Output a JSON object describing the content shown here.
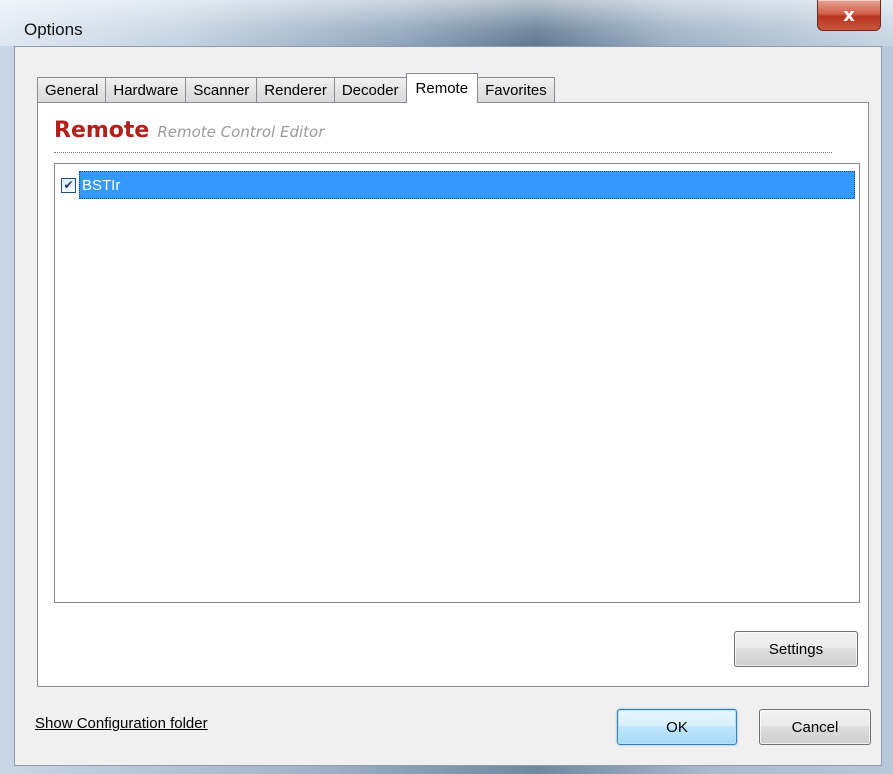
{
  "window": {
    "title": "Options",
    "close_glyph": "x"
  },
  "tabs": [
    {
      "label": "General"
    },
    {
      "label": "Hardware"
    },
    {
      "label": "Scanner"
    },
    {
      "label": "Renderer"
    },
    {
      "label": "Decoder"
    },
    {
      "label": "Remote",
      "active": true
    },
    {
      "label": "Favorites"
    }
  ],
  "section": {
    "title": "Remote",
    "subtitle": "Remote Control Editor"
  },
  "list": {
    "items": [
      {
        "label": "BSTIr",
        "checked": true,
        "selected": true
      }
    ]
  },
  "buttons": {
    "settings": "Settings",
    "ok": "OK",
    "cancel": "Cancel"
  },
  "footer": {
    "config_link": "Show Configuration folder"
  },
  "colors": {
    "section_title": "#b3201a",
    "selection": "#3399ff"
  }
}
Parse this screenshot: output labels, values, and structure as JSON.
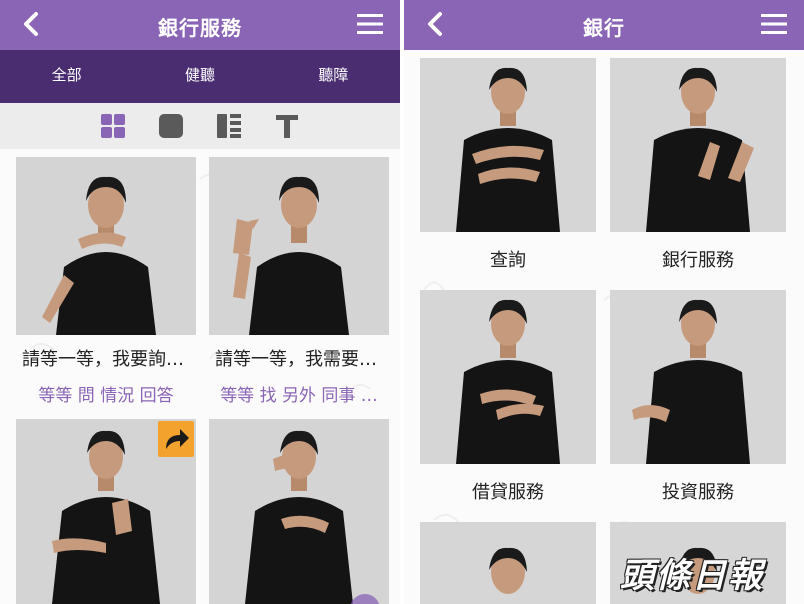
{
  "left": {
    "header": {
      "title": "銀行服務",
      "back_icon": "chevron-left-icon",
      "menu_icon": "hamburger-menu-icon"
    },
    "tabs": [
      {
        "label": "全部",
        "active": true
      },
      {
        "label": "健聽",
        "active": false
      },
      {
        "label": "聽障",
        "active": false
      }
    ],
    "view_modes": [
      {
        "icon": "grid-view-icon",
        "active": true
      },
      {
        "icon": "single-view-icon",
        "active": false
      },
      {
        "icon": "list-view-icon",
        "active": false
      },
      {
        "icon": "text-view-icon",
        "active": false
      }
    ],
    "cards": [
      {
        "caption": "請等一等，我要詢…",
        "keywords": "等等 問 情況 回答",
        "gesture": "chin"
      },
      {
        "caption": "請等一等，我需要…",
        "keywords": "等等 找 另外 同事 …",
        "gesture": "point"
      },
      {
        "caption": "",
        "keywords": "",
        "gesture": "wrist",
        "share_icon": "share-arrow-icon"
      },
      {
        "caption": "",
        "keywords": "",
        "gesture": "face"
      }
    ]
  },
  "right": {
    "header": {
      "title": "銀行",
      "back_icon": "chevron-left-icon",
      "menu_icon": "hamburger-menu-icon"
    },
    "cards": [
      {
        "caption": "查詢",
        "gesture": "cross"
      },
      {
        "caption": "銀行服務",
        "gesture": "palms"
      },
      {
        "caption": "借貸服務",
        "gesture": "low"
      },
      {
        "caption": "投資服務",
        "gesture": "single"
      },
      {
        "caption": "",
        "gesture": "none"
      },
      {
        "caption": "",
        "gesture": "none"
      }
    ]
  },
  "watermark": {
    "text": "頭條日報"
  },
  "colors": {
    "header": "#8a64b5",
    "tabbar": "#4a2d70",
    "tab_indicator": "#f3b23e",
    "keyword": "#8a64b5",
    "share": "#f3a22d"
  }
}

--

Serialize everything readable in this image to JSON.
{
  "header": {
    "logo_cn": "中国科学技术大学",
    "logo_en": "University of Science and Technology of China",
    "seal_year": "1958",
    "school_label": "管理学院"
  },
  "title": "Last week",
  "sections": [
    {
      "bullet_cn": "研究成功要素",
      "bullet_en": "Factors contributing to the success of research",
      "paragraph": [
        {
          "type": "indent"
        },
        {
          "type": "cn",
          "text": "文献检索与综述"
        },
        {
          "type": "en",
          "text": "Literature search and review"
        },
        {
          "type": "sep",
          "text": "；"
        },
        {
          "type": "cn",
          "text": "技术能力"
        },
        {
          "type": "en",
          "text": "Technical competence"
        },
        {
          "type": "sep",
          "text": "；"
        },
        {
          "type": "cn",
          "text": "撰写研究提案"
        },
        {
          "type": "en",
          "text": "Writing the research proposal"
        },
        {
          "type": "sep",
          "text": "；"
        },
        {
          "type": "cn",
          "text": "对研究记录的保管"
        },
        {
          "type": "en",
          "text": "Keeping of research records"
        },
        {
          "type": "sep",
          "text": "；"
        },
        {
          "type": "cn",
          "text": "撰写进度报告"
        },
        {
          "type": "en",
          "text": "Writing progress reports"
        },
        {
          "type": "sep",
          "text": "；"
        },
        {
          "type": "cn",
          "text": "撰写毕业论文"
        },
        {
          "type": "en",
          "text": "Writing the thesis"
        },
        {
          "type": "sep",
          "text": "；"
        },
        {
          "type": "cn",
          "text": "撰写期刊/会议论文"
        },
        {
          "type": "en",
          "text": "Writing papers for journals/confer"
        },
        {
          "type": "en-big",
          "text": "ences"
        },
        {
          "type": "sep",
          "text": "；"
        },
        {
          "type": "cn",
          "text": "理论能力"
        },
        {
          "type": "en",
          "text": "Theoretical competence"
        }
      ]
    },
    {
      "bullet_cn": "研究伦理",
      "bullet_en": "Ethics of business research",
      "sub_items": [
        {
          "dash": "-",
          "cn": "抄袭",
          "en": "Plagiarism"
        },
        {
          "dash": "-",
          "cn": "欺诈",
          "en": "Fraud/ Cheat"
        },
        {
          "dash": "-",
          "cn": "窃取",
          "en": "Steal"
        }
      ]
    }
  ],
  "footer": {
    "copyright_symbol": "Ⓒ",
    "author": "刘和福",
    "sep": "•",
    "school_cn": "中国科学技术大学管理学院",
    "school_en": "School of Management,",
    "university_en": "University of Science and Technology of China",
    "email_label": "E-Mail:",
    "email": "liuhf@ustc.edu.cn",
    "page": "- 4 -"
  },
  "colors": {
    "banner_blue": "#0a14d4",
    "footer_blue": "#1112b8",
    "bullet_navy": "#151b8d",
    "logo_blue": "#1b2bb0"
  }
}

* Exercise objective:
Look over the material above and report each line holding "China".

* Solution to this task:
    "logo_en": "University of Science and Technology of China",
    "university_en": "University of Science and Technology of China",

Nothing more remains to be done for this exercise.